Renowned medical ethicist Arthur L. Caplan will virtually deliver the Peter S. Hagerman '62 Lecture in Ethics on Monday, April 5, at 8 p.m. in a talk titled “The Huge Ethical Challenges of Vaccines to Prevent COVID-19.”
Caplan, the Drs. William F. and Virginia Connolly Mitty Professor of Bioethics and founding director of the division of medical ethics at New York University’s Grossman School of Medicine, is well known for assessing moral issues in biomedical endeavors, including clinical trials.
Caplan will address vaccine development and rollouts to resolve the COVID-19 pandemic, which has resulted in the deaths of more than 525,000 Americans. Was the rollout of vaccines fast enough? Should other strategies also have been pursued? Why was the initial vaccine rollout so confusing, and what did it tell us about rationing in America? Can vaccines ever be mandated for those who refuse them?
The event, sponsored by Lehigh's Center for Ethics, is free and open to the public. Pre-registration at go.lehigh.edu/ethicshagerman is required. A question-and-answer segment will follow Caplan’s talk.
Prior to joining NYU School of Medicine, Caplan was the Sidney D. Caplan Professor of Bioethics at the University of Pennsylvania Perelman School of Medicine in Philadelphia, where he created the Center for Bioethics and the Department of Medical Ethics.

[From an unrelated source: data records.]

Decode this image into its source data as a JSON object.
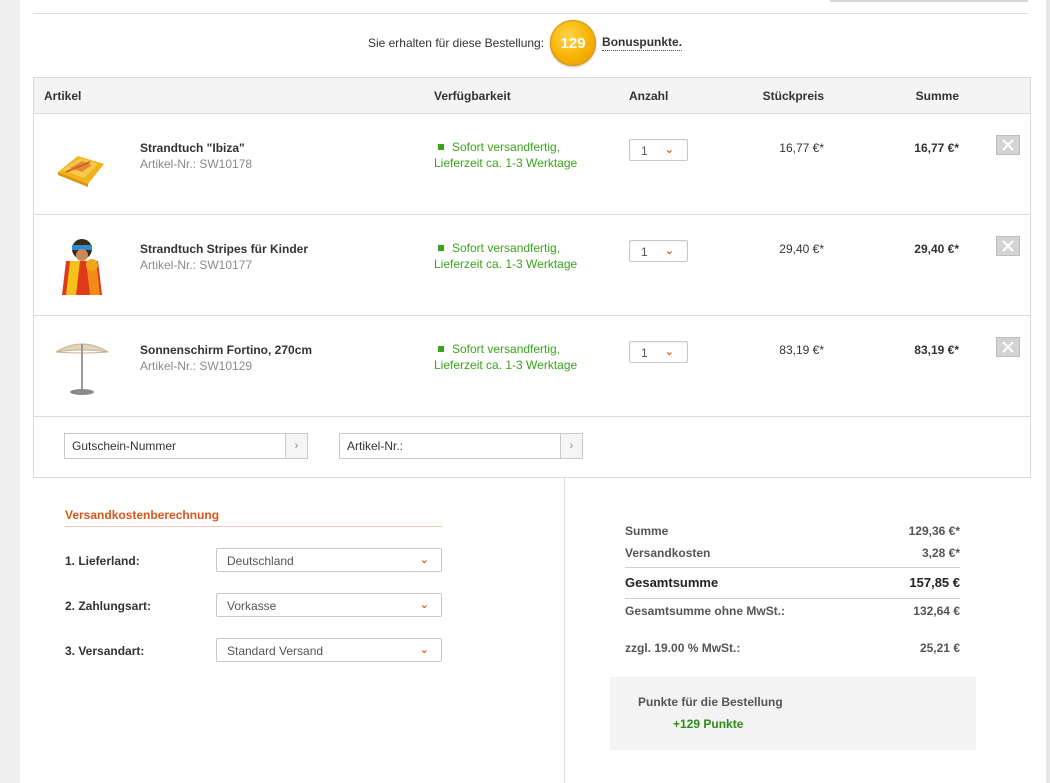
{
  "bonus": {
    "text": "Sie erhalten für diese Bestellung:",
    "points": "129",
    "link_label": "Bonuspunkte."
  },
  "cart": {
    "headers": {
      "article": "Artikel",
      "availability": "Verfügbarkeit",
      "quantity": "Anzahl",
      "unit_price": "Stückpreis",
      "sum": "Summe"
    },
    "items": [
      {
        "name": "Strandtuch \"Ibiza\"",
        "number": "Artikel-Nr.: SW10178",
        "availability_line1": "Sofort versandfertig,",
        "availability_line2": "Lieferzeit ca. 1-3 Werktage",
        "quantity": "1",
        "unit_price": "16,77 €*",
        "sum": "16,77 €*"
      },
      {
        "name": "Strandtuch Stripes für Kinder",
        "number": "Artikel-Nr.: SW10177",
        "availability_line1": "Sofort versandfertig,",
        "availability_line2": "Lieferzeit ca. 1-3 Werktage",
        "quantity": "1",
        "unit_price": "29,40 €*",
        "sum": "29,40 €*"
      },
      {
        "name": "Sonnenschirm Fortino, 270cm",
        "number": "Artikel-Nr.: SW10129",
        "availability_line1": "Sofort versandfertig,",
        "availability_line2": "Lieferzeit ca. 1-3 Werktage",
        "quantity": "1",
        "unit_price": "83,19 €*",
        "sum": "83,19 €*"
      }
    ],
    "voucher_placeholder": "Gutschein-Nummer",
    "article_no_placeholder": "Artikel-Nr.:"
  },
  "shipping": {
    "title": "Versandkostenberechnung",
    "country_label": "1. Lieferland:",
    "country_value": "Deutschland",
    "payment_label": "2. Zahlungsart:",
    "payment_value": "Vorkasse",
    "method_label": "3. Versandart:",
    "method_value": "Standard Versand"
  },
  "totals": {
    "sum_label": "Summe",
    "sum_value": "129,36 €*",
    "shipping_label": "Versandkosten",
    "shipping_value": "3,28 €*",
    "grand_label": "Gesamtsumme",
    "grand_value": "157,85 €",
    "net_label": "Gesamtsumme ohne MwSt.:",
    "net_value": "132,64 €",
    "vat_label": "zzgl. 19.00 % MwSt.:",
    "vat_value": "25,21 €"
  },
  "points": {
    "label": "Punkte für die Bestellung",
    "value": "+129 Punkte"
  },
  "colors": {
    "accent": "#e2520c",
    "available_green": "#3ba419",
    "coin": "#f7b200"
  }
}
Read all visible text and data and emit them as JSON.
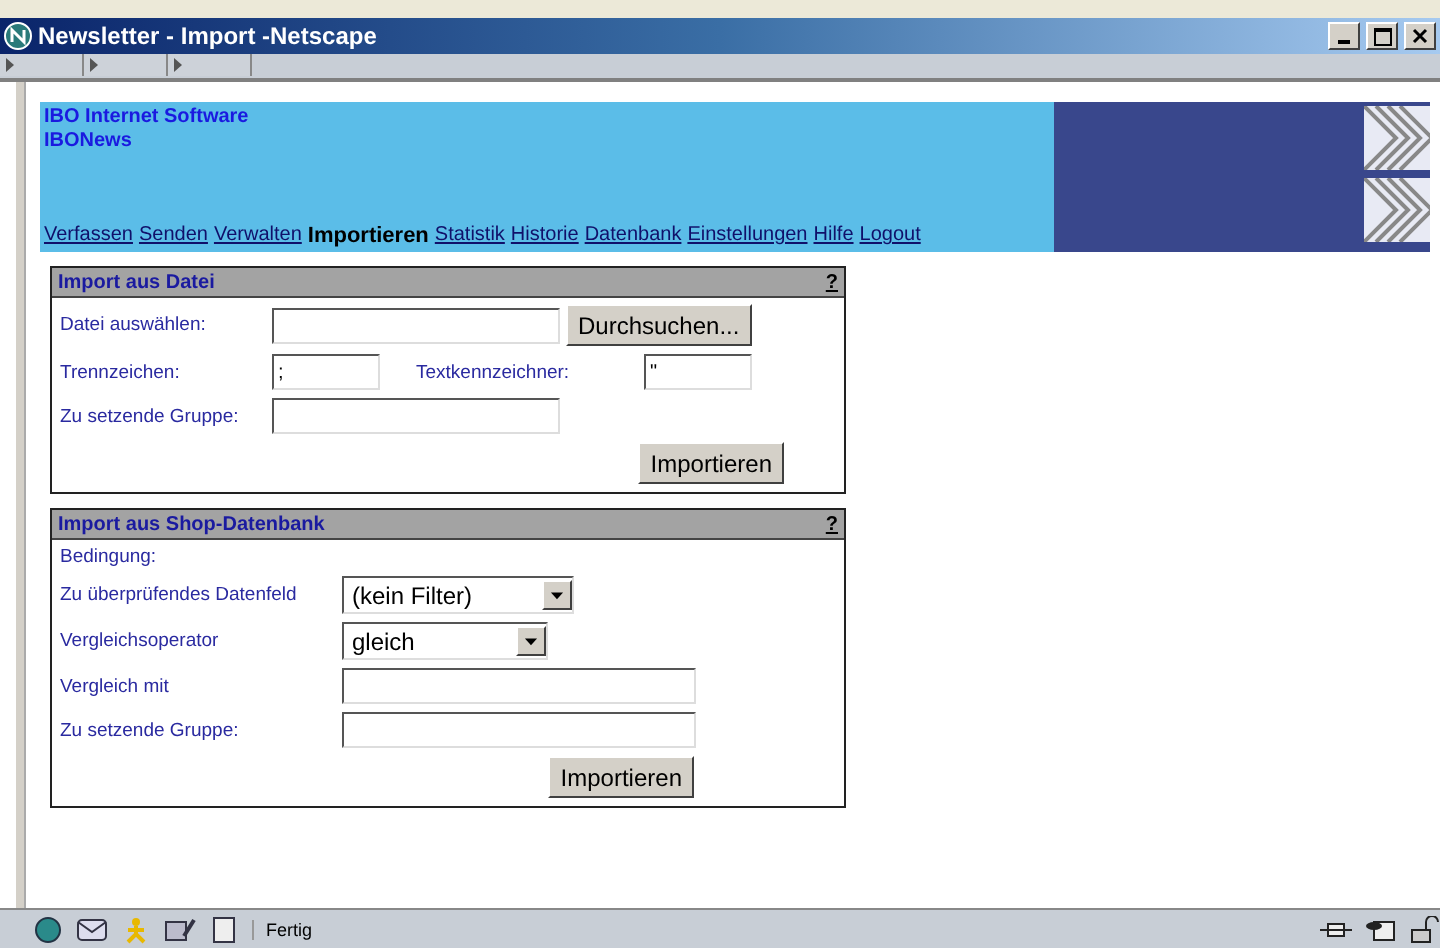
{
  "window": {
    "title": "Newsletter - Import -Netscape"
  },
  "banner": {
    "company": "IBO Internet Software",
    "product": "IBONews"
  },
  "nav": [
    {
      "label": "Verfassen",
      "selected": false
    },
    {
      "label": "Senden",
      "selected": false
    },
    {
      "label": "Verwalten",
      "selected": false
    },
    {
      "label": "Importieren",
      "selected": true
    },
    {
      "label": "Statistik",
      "selected": false
    },
    {
      "label": "Historie",
      "selected": false
    },
    {
      "label": "Datenbank",
      "selected": false
    },
    {
      "label": "Einstellungen",
      "selected": false
    },
    {
      "label": "Hilfe",
      "selected": false
    },
    {
      "label": "Logout",
      "selected": false
    }
  ],
  "file_import": {
    "title": "Import aus Datei",
    "help": "?",
    "file_label": "Datei auswählen:",
    "browse_button": "Durchsuchen...",
    "separator_label": "Trennzeichen:",
    "separator_value": ";",
    "quote_label": "Textkennzeichner:",
    "quote_value": "\"",
    "group_label": "Zu setzende Gruppe:",
    "submit": "Importieren"
  },
  "shop_import": {
    "title": "Import aus Shop-Datenbank",
    "help": "?",
    "condition_label": "Bedingung:",
    "field_label": "Zu überprüfendes Datenfeld",
    "field_value": "(kein Filter)",
    "operator_label": "Vergleichsoperator",
    "operator_value": "gleich",
    "compare_label": "Vergleich mit",
    "group_label": "Zu setzende Gruppe:",
    "submit": "Importieren"
  },
  "status_bar": {
    "text": "Fertig"
  }
}
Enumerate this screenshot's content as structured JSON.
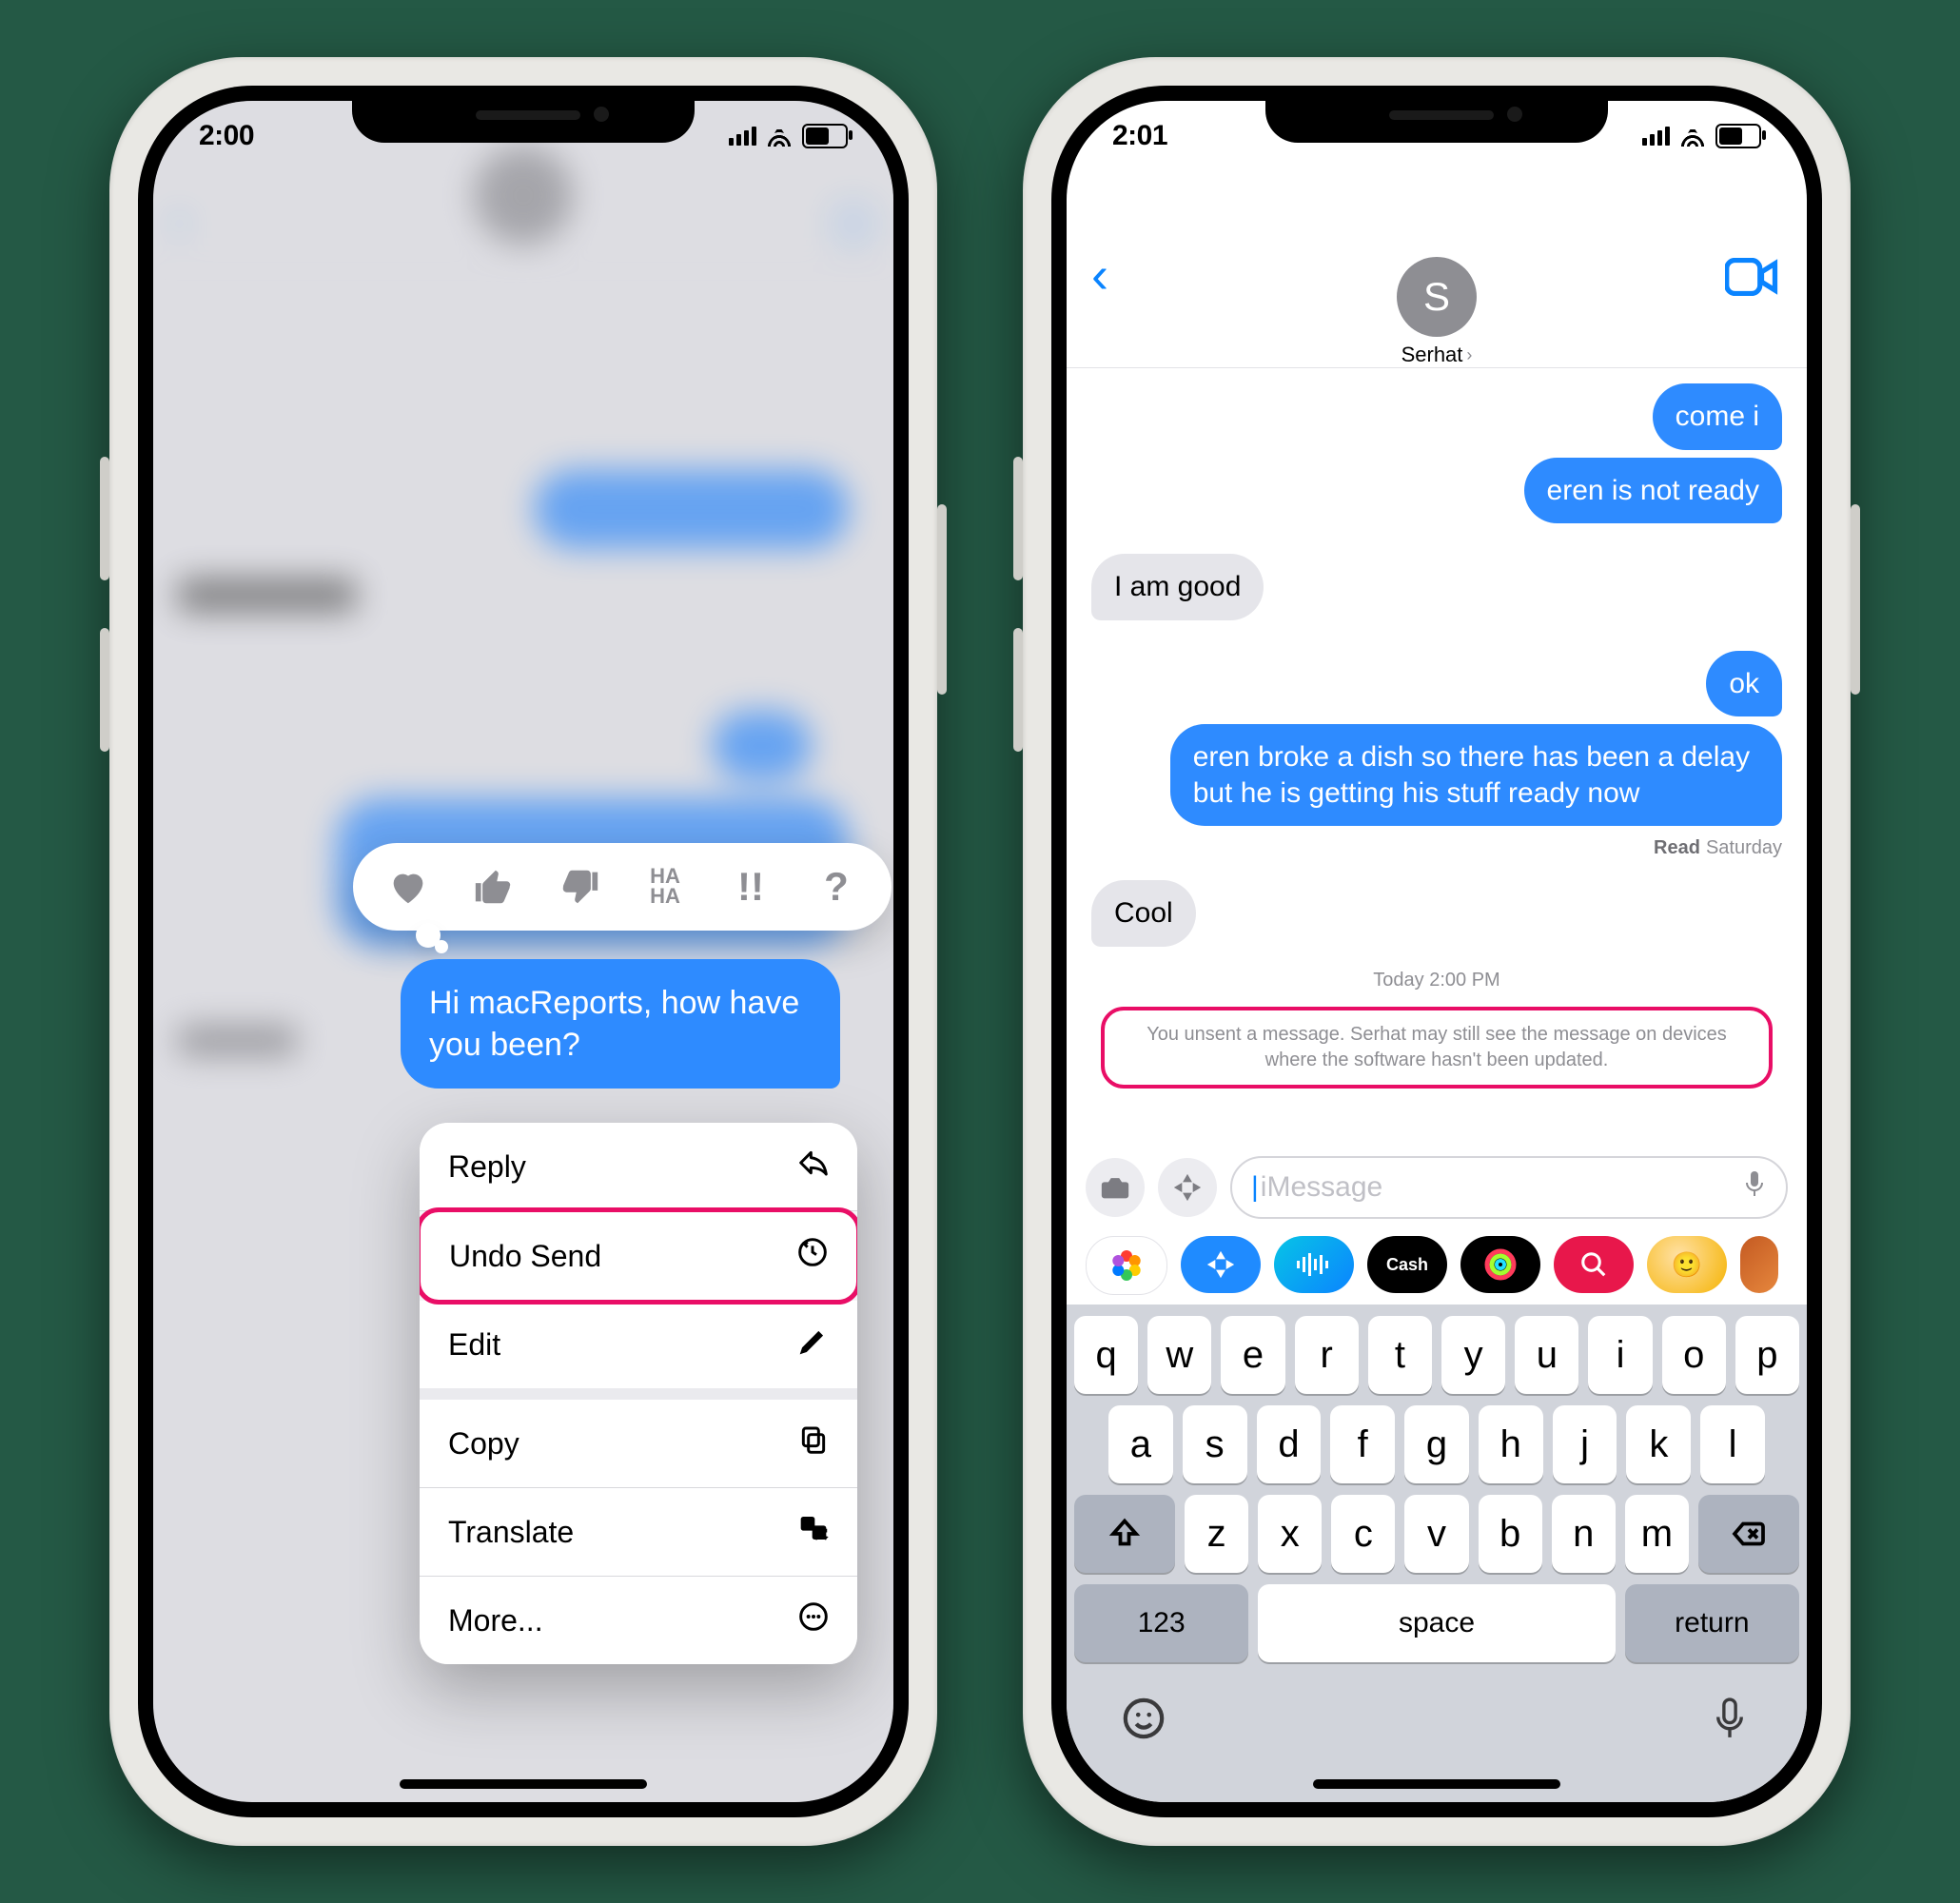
{
  "left": {
    "status_time": "2:00",
    "selected_message": "Hi macReports, how have you been?",
    "tapbacks": [
      "heart",
      "thumbs-up",
      "thumbs-down",
      "haha",
      "exclaim",
      "question"
    ],
    "haha_label": "HA HA",
    "exclaim_label": "!!",
    "question_label": "?",
    "menu": {
      "reply": "Reply",
      "undo_send": "Undo Send",
      "edit": "Edit",
      "copy": "Copy",
      "translate": "Translate",
      "more": "More..."
    }
  },
  "right": {
    "status_time": "2:01",
    "contact_name": "Serhat",
    "avatar_initial": "S",
    "messages": {
      "m1": "come i",
      "m2": "eren is not ready",
      "m3": "I am good",
      "m4": "ok",
      "m5": "eren broke a dish so there has been a delay but he is getting his stuff ready now",
      "m6": "Cool"
    },
    "read_label": "Read",
    "read_day": "Saturday",
    "timestamp": "Today 2:00 PM",
    "unsent_notice": "You unsent a message. Serhat may still see the message on devices where the software hasn't been updated.",
    "compose_placeholder": "iMessage",
    "app_chips": [
      {
        "name": "photos",
        "bg": "#ffffff",
        "border": "#e3e3e8"
      },
      {
        "name": "appstore",
        "bg": "#1f8bff"
      },
      {
        "name": "audio",
        "bg": "#05a3c9"
      },
      {
        "name": "applecash",
        "bg": "#000000",
        "text": "Cash"
      },
      {
        "name": "activity",
        "bg": "#000000"
      },
      {
        "name": "search",
        "bg": "#e8174b"
      },
      {
        "name": "memoji",
        "bg": "#f5b301"
      },
      {
        "name": "more",
        "bg": "#8e8e93"
      }
    ],
    "keyboard": {
      "row1": [
        "q",
        "w",
        "e",
        "r",
        "t",
        "y",
        "u",
        "i",
        "o",
        "p"
      ],
      "row2": [
        "a",
        "s",
        "d",
        "f",
        "g",
        "h",
        "j",
        "k",
        "l"
      ],
      "row3": [
        "z",
        "x",
        "c",
        "v",
        "b",
        "n",
        "m"
      ],
      "numbers": "123",
      "space": "space",
      "return": "return"
    }
  }
}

He also has taught at the University of Minnesota, where he founded the Center for Biomedical Ethics, the University of Pittsburgh and Columbia University. He received his Ph.D. from Columbia University.
Caplan is the author or editor of 35 books and more than 800 papers in peer-reviewed journals. His most recent books are “Vaccination Ethics and Policy” and “Getting to Good: Research Integrity in Biomedicine.” He has served on a number of national and international committees, including as the chair of the National Cancer Institute Biobanking Ethics Working Group; chair of the Advisory Committee to the United Nations on Human Cloning; and chair of the Advisory Committee to the Department of Health and Human Services on Blood Safety and Availability.
During the pandemic, Caplan has been co-directing an advisory group on sports and recreation for the U.S. Conference of Mayors. He created a working group on coronavirus vaccine challenge studies; developed an ethical framework for distributing drugs and vaccines for Johnson & Johnson; helped develop rationing policies for NYU Langone Medical Center and many other health systems; and he is a member of the WHO advisory committee on COVID, ethics and experimental drugs/vaccines. He was an advisor to Moderna, and he serves on the NCAA Sports and COVID committee.
Caplan was described as one of the 10 most influential people in science by Discover in 2008. He also has been honored as one of the 50 most influential people in American health care by Modern Healthcare magazine, one of the 10 most influential people in America in biotechnology by the National Journal, one of the 10 most influential people in the ethics of biotechnology by the editors of Nature Biotechnology, and one of the 100 most influential people in biotechnology by Scientific American.